By Josephine Victoria Yam, J.D., LLM.
2017 June 13
This is one of the first questions we ask the nonprofit boards we work with for board matching and recruitment at B3 Canada. And most often, the answer we receive is a sheepish no.
“Well, we always talk about how urgent it is to engage Millennials by recruiting them as board directors”, explained one grey-haired 63-year old board chair of a large charity, “but none of us in the board is a Millennial so we don’t know how to best reach out to them.”
Indeed the lack of Millennials on nonprofit boards is pretty stark. Only 16% of nonprofit board directors are under the age of 40, according to Boardsource’s Leading with Intent 2015: A National Index of Nonprofit Board Practices. Juxtapose this with the overwhelming 68% of board directors who are between 40 to 68 years old.
According to Environics Analytics, Millennials are individuals born between 1981 to 2000. Today, they would be around 17 to 36 years old. There are about 9.5 million Millennials in Canada comprising 27% of the population. They comprise the largest labour cohort in Canada (37%) as compared to Generation X (31%), Boomers (30%) and Pre-Boomers (1%).

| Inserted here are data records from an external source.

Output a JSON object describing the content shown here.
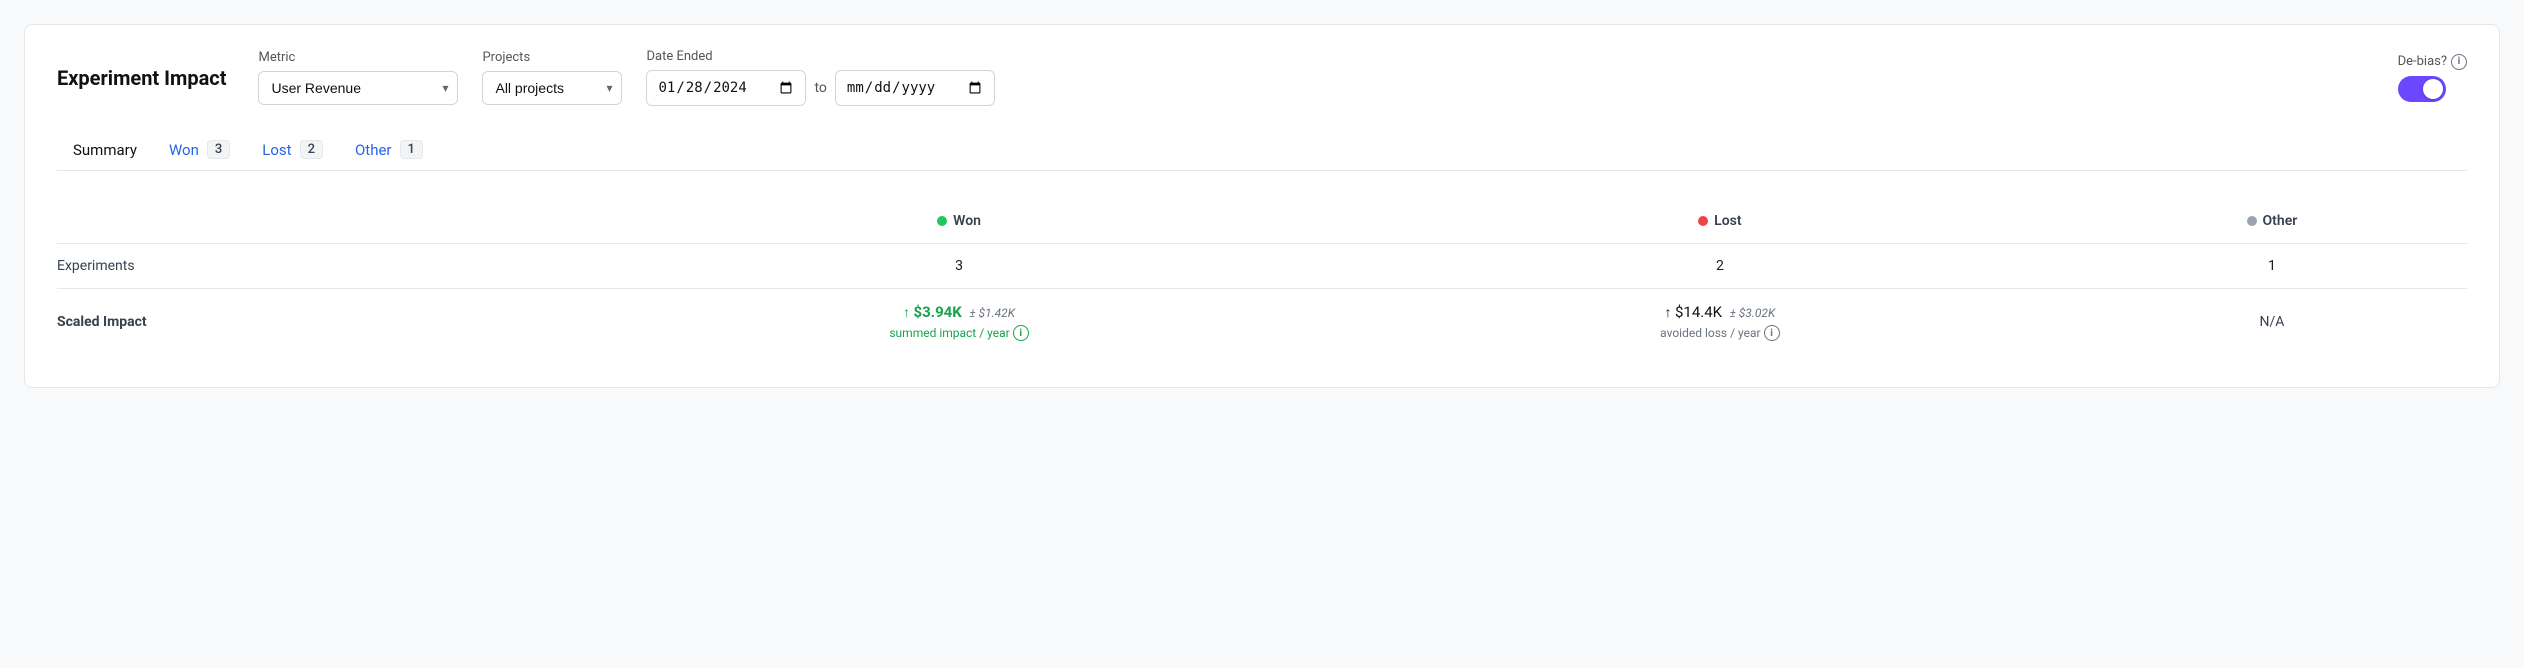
{
  "page": {
    "title": "Experiment Impact"
  },
  "controls": {
    "metric_label": "Metric",
    "metric_value": "User Revenue",
    "projects_label": "Projects",
    "projects_value": "All projects",
    "date_label": "Date Ended",
    "date_from": "01/28/2024",
    "date_to": "mm/dd/yyyy",
    "date_separator": "to",
    "debias_label": "De-bias?",
    "debias_checked": true
  },
  "tabs": [
    {
      "label": "Summary",
      "badge": null,
      "active": true,
      "color": "gray"
    },
    {
      "label": "Won",
      "badge": "3",
      "active": false,
      "color": "blue"
    },
    {
      "label": "Lost",
      "badge": "2",
      "active": false,
      "color": "blue"
    },
    {
      "label": "Other",
      "badge": "1",
      "active": false,
      "color": "blue"
    }
  ],
  "table": {
    "columns": [
      {
        "label": "",
        "dot": null
      },
      {
        "label": "Won",
        "dot": "green"
      },
      {
        "label": "Lost",
        "dot": "red"
      },
      {
        "label": "Other",
        "dot": "gray"
      }
    ],
    "rows": [
      {
        "label": "Experiments",
        "bold": false,
        "cells": [
          "3",
          "2",
          "1"
        ]
      },
      {
        "label": "Scaled Impact",
        "bold": true,
        "cells": [
          {
            "type": "impact-green",
            "arrow": "↑",
            "amount": "$3.94K",
            "margin": "± $1.42K",
            "sub_label": "summed impact / year",
            "sub_color": "green"
          },
          {
            "type": "impact-black",
            "arrow": "↑",
            "amount": "$14.4K",
            "margin": "± $3.02K",
            "sub_label": "avoided loss / year",
            "sub_color": "gray"
          },
          {
            "type": "na",
            "value": "N/A"
          }
        ]
      }
    ]
  }
}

Explained the Environics Institute’s 2017 Final Report:
Millennials make up more than a quarter of the Canadian population…[This] cohort of Canadians …is one of the largest in the country’s history, and is literally the country’s future: who they are today and what they become will shape Canada for the next half-century and beyond.”
These three reasons make a strong business case for recruiting Millennials on your board. The Harvard Business Review advises that:
“[Millennials]… set high standards for themselves…They’re used to overachieving academically and to making strong personal commitments to community service. Keep them engaged, and they will be happy to overachieve for you.”
The lack of age diversity on nonprofit boards can no longer be ignored. Because the Millennials are coming. And they are coming fast.
If your nonprofit board fails to recruit Millennials to harness their power to do well and do good, then your board does so at its peril.